_Material for this task:_

--------

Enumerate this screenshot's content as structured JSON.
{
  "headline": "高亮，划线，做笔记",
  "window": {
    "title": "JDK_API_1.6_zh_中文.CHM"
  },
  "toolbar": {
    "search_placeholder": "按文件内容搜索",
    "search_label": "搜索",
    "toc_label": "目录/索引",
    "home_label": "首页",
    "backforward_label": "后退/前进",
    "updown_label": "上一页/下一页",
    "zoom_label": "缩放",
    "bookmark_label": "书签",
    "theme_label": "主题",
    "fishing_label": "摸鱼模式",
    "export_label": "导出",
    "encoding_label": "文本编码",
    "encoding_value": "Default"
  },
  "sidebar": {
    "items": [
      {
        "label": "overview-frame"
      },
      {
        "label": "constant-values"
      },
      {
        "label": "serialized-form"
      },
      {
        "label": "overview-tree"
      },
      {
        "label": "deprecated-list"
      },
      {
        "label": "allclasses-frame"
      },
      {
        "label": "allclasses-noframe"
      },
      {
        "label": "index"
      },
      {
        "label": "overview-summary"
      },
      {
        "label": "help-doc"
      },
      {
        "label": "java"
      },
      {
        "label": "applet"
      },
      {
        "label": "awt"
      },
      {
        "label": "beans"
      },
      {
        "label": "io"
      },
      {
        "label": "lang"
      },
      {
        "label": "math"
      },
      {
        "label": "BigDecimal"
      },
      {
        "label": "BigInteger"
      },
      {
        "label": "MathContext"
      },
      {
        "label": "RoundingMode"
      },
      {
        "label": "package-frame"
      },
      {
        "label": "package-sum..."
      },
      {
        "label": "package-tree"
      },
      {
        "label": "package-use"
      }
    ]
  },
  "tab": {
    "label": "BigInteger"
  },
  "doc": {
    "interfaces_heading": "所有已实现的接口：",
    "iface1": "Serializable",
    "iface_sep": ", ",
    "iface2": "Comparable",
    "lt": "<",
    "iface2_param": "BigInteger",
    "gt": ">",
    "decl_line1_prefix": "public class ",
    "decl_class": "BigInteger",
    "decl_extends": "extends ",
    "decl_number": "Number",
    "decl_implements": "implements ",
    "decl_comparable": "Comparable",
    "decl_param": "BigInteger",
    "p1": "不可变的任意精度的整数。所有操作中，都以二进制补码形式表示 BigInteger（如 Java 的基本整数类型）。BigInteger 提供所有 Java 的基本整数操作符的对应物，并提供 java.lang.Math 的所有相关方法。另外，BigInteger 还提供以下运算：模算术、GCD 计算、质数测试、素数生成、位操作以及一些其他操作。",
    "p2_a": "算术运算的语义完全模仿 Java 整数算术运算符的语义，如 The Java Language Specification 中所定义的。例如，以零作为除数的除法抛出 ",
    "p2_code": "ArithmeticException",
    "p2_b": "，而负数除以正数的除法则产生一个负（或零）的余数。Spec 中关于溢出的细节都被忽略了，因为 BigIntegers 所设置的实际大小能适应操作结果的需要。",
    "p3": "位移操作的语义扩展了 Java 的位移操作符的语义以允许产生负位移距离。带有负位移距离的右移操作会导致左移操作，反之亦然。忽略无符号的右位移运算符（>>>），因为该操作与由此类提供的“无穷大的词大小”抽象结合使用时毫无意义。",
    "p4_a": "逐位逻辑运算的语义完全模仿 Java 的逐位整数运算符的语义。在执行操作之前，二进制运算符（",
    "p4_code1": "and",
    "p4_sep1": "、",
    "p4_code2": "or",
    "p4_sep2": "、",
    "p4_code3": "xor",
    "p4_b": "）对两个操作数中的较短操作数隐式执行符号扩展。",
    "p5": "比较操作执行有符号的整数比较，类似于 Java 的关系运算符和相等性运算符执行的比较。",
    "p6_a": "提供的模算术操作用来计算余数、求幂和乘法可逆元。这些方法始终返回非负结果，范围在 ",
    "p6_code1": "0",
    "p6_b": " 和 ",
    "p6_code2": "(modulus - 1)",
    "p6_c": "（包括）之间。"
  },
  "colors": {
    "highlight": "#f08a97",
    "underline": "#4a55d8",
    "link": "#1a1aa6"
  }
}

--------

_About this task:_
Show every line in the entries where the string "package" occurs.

_Your solution:_
        "label": "package-frame"
        "label": "package-sum..."
        "label": "package-tree"
        "label": "package-use"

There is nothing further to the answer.